I have a player who was my second-best power-play point producer (behind only Ales Hemsky) and best power-play goal scorer last season returning again. Logically, it makes sense to bump him to the second unit, because I have another player coming in (Cole) who is a) historically a poor power-play option and b) playing out of his normal position to replace him. Makes good sense, right? And since this guy has only once played tough minutes (last season, with Horcoff and Hemsky), it makes sense to toss him on his off-wing with Pisani as his centre and run him against tough opposition.
In any case, he responds by posting great scoring numbers for his icetime (2.00 PTS/60, behind only to Ales Hemsky) and one of the best +/- numbers on the club. That needs to stop, so I call him out not once but twice in the media as being lazy/inconsistent/etc. Then I healthy scratch him for a couple of games, to be sure he got the message.
4. Staios and Strudwick: It’s like having Stevens and Langway on the same pairing
Since I’ve decided that both the team and Ladislav Smid are best served by him playing LW on the fourth line, or serving as the number seven defenceman, my default third pairing is Staios and Strudwick. I make it easy for them -- lots of minutes against softer opposition and lots of offensive zone draws (despite the fact that I have four offensive defencemen who could make use of those draws to, you know, score), yet they’re still getting out-shot by an awful amount. I decide that the best course of action is to praise the pairing in the media.
5. Kyle Brodziak: who needs linemates to succeed anyway?
After my centre juggling earlier, I needed to find somewhere to use Kyle Brodziak.

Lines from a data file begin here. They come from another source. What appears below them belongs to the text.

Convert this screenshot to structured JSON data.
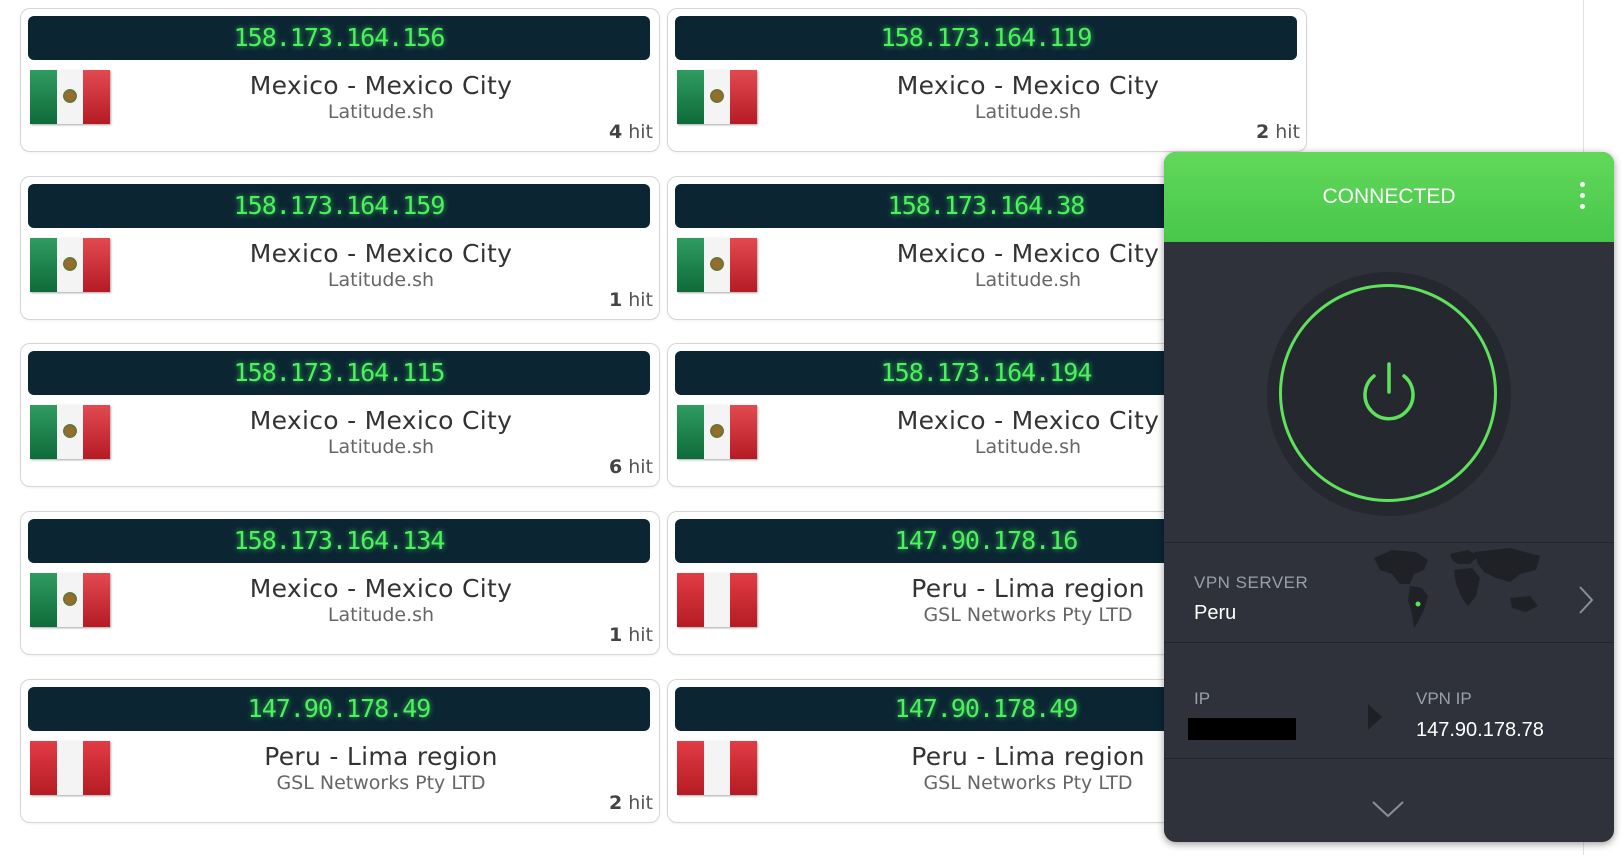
{
  "cards": [
    {
      "ip": "158.173.164.156",
      "location": "Mexico - Mexico City",
      "isp": "Latitude.sh",
      "hits": "4",
      "hit_word": "hit",
      "flag": "mexico-flag"
    },
    {
      "ip": "158.173.164.119",
      "location": "Mexico - Mexico City",
      "isp": "Latitude.sh",
      "hits": "2",
      "hit_word": "hit",
      "flag": "mexico-flag"
    },
    {
      "ip": "158.173.164.159",
      "location": "Mexico - Mexico City",
      "isp": "Latitude.sh",
      "hits": "1",
      "hit_word": "hit",
      "flag": "mexico-flag"
    },
    {
      "ip": "158.173.164.38",
      "location": "Mexico - Mexico City",
      "isp": "Latitude.sh",
      "flag": "mexico-flag"
    },
    {
      "ip": "158.173.164.115",
      "location": "Mexico - Mexico City",
      "isp": "Latitude.sh",
      "hits": "6",
      "hit_word": "hit",
      "flag": "mexico-flag"
    },
    {
      "ip": "158.173.164.194",
      "location": "Mexico - Mexico City",
      "isp": "Latitude.sh",
      "flag": "mexico-flag"
    },
    {
      "ip": "158.173.164.134",
      "location": "Mexico - Mexico City",
      "isp": "Latitude.sh",
      "hits": "1",
      "hit_word": "hit",
      "flag": "mexico-flag"
    },
    {
      "ip": "147.90.178.16",
      "location": "Peru - Lima region",
      "isp": "GSL Networks Pty LTD",
      "flag": "peru-flag"
    },
    {
      "ip": "147.90.178.49",
      "location": "Peru - Lima region",
      "isp": "GSL Networks Pty LTD",
      "hits": "2",
      "hit_word": "hit",
      "flag": "peru-flag"
    },
    {
      "ip": "147.90.178.49",
      "location": "Peru - Lima region",
      "isp": "GSL Networks Pty LTD",
      "flag": "peru-flag"
    }
  ],
  "vpn": {
    "status": "CONNECTED",
    "server_label": "VPN SERVER",
    "server_value": "Peru",
    "ip_label": "IP",
    "vpn_ip_label": "VPN IP",
    "vpn_ip_value": "147.90.178.78",
    "icons": [
      "kebab-menu-icon",
      "power-icon",
      "world-map-icon",
      "chevron-right-icon",
      "arrow-right-icon",
      "chevron-down-icon"
    ]
  },
  "colors": {
    "ip_bar_bg": "#0b2533",
    "ip_text": "#4cf25c",
    "vpn_green": "#52d152",
    "vpn_panel_bg": "#2f323a"
  }
}
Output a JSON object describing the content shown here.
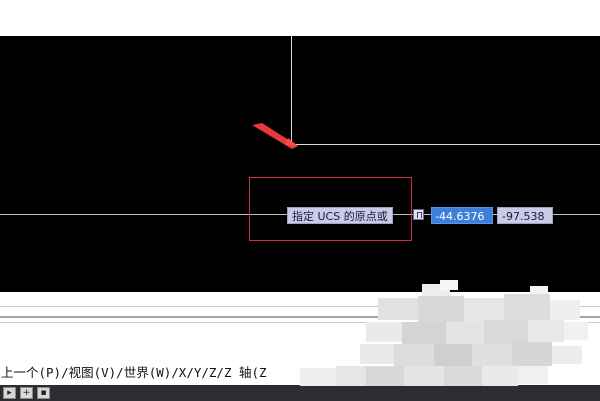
{
  "drawing_area": {
    "tooltip_prompt": "指定 UCS 的原点或",
    "input_icon": "dropdown-options-icon",
    "x_coordinate": "-44.6376",
    "y_coordinate": "-97.538"
  },
  "command_line": {
    "text": "上一个(P)/视图(V)/世界(W)/X/Y/Z/Z 轴(Z"
  },
  "status_bar": {
    "buttons": [
      "▸",
      "+",
      "▪"
    ]
  },
  "colors": {
    "canvas": "#000000",
    "highlight_box": "#c8323c",
    "arrow": "#e83a3a",
    "tooltip_bg": "#c9cbe8",
    "coord_selected": "#3f7fdc"
  }
}
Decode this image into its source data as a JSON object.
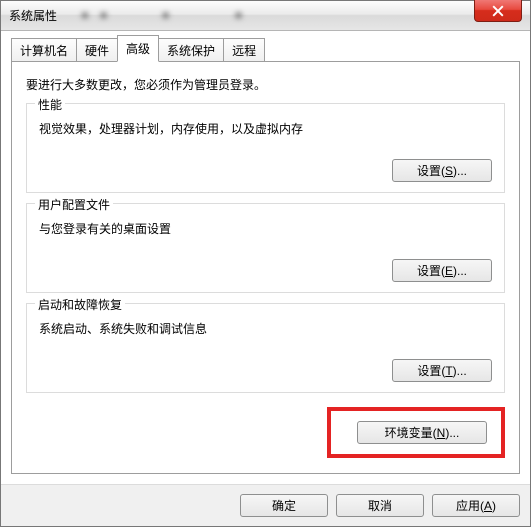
{
  "window": {
    "title": "系统属性"
  },
  "tabs": {
    "t0": "计算机名",
    "t1": "硬件",
    "t2": "高级",
    "t3": "系统保护",
    "t4": "远程"
  },
  "page": {
    "intro": "要进行大多数更改，您必须作为管理员登录。",
    "perf": {
      "title": "性能",
      "desc": "视觉效果，处理器计划，内存使用，以及虚拟内存",
      "btn_prefix": "设置(",
      "btn_accel": "S",
      "btn_suffix": ")..."
    },
    "profile": {
      "title": "用户配置文件",
      "desc": "与您登录有关的桌面设置",
      "btn_prefix": "设置(",
      "btn_accel": "E",
      "btn_suffix": ")..."
    },
    "startup": {
      "title": "启动和故障恢复",
      "desc": "系统启动、系统失败和调试信息",
      "btn_prefix": "设置(",
      "btn_accel": "T",
      "btn_suffix": ")..."
    },
    "env": {
      "btn_prefix": "环境变量(",
      "btn_accel": "N",
      "btn_suffix": ")..."
    }
  },
  "footer": {
    "ok": "确定",
    "cancel": "取消",
    "apply_prefix": "应用(",
    "apply_accel": "A",
    "apply_suffix": ")"
  }
}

Brodziak was great last year, catching fire along with Stortini and some guy who wasn’t quite good enough to be brought back in the summer. I decide to use him with a rotation of Moreau, Stortini, MacIntyre and Jason Strudwick. As an added bonus, I think he can probably handle starting in his own end for every single shift (Brodziak has 205 defensive zone faceoffs and only 91 offensive zone faceoffs, for a difference of 114. The next closest Oiler is Horcoff, who has 66 more defensive than offensive zone draws).
Sadly, Brodziak can’t seem to handle even this dream scenario, in a contract year no less. I decide that the solution is to call him out in the media and healthy scratch him as well.
The Final Straw
There are other things that stand out: the love for Liam Reddox, the complete lack of tolerance for any error by Mathieu Garon, using three defencemen on the same power-play unit, running other players out of position, icing a miserable penalty kill and a mediocre power-play, but I only have so much time. Besides, it’s all secondary to the cardinal sin that MacTavish committed today.
Days after a 10-2 loss (with no bag skate) and in the same season as a 9-2 loss (with no bag skate), Craig MacTavish decided today following a listless 2-1 loss to Nashville to bag skate the Edmonton Oilers.
He didn’t decide to bag skate the whole team, though. Instead, he ran practice, and then picked out his favourite whipping boys -- Dustin Penner, Kyle Brodziak, and Marc Pouliot -- and bag skated the three of them by themselves.
I’m a numbers guy, so I have a certain level of skepticism when somebody floats the chemistry/momentum/gut-check card by me. But the idea of picking out three players who have already been harped on all season, and skating them alone when they were far from the only culprits in this lukewarm season, or even in that last loss, is so repugnant to me that I can’t even fathom what made him do it.
You win as a team, you lose as a team, and if need be you bag skate as a team. Craig MacTavish should know better.
It’s time for a new coach.